The bubbling springs, birdsong, woodland insect chorus, and my footsteps on the path, combined with Amos' tingling bell and tags sounded together like a complex piece of music. What better excuse to listen to some Schumann? I found a nice orchestral piece by the composer to play from my phone, quietly, as a backdrop to long walk downhill. I can't imagine he was inspired by anything less than an exuberant early summer day in the forest  when he composed his symphony No. 3 "Rhenish" - complete with gurgling springs. The music seemed to bubble up and erupt just as we happened upon another gusher from the frost shattered stones. Great fun!

Squaw Root was everywhere. 

Enchanted Nightshade? 

The trail headed steadily downhill on the old graded road. Where the springs gathered together, small creeks formed tumbling over rocks through old gullies in the woods. Nearest these above-ground streams were the oldest stands of trees, though not ancient by any means. Century-old stands of oak shaded pools of water where I watched a mink scramble up and down, now-you-see-me-now-you-don't on the hunt for frogs. Double-trunk tulip poplars soared over the wet patches where skunk cabbage was beginning to brown and shrivel. End of spring is here as was the end of the long grade.

A double trunk Tulip Poplar towers over patch of wilting skunk cabbage

To end our hike in Boyd's woods, we found the spring-fed pond near the bottom of the preserve. Here a photographer with a big, long lens was taking pictures of blue gill and frogs. A green heron stalked along on the opposite side.  Down plopped Amos. He lolled about in cool grass as I talked to the photographer. Then he was snoring. Tired puppy after seven mountain miles!

Spring-fed pond.

I sat for another Amos nap until it was time to say goodbye to the photographer, then Amos popped up and we headed down the short trail to the parking area. He slept all the way home, listening to Schumann.

Short-grass prairie experimental area, Peter's Mountain to the north, from the parking area. 

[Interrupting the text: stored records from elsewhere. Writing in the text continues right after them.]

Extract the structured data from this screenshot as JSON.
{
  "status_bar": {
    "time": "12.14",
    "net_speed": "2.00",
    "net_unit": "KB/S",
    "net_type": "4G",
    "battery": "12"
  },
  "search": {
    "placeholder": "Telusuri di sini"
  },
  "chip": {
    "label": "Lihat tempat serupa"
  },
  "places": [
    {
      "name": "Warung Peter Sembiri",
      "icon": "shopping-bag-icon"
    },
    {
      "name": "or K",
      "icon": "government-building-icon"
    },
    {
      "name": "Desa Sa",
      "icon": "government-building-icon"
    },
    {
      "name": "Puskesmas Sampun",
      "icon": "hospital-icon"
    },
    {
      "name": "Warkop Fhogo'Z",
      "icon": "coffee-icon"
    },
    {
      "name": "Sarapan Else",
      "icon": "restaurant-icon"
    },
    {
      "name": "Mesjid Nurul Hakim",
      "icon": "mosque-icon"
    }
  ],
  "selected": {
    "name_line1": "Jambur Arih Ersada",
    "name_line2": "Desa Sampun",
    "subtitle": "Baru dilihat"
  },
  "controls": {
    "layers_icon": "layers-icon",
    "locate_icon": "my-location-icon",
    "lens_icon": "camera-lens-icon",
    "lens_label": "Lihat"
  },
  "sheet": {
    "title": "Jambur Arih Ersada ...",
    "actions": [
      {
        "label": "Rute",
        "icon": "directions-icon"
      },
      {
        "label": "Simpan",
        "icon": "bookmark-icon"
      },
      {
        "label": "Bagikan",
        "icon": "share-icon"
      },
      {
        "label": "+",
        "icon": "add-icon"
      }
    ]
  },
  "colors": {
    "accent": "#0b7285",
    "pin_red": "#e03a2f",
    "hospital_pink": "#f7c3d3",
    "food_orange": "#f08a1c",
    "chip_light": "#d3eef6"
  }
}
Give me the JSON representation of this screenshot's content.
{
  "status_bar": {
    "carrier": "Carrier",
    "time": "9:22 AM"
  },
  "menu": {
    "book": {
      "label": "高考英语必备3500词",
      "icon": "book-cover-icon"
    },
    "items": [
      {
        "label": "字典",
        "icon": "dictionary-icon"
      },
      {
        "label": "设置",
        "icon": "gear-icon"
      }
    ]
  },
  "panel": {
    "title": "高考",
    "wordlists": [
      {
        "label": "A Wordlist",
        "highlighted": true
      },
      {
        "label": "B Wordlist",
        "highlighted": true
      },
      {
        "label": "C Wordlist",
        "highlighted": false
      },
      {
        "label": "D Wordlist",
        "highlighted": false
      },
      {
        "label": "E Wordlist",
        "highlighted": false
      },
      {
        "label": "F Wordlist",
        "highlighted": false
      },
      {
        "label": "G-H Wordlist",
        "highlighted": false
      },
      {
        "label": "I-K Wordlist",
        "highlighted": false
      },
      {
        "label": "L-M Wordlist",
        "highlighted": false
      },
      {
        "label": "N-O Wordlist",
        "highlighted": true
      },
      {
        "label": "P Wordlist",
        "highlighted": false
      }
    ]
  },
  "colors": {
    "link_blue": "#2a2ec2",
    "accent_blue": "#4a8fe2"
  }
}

DCNR Boyd Big Tree Preserve Conservation Area:  BoydBigTreePreserveConservationArea
There is a fine trail map downloadable from the Hiking section on the website, but I found the kiosk at the parking area well stocked with them.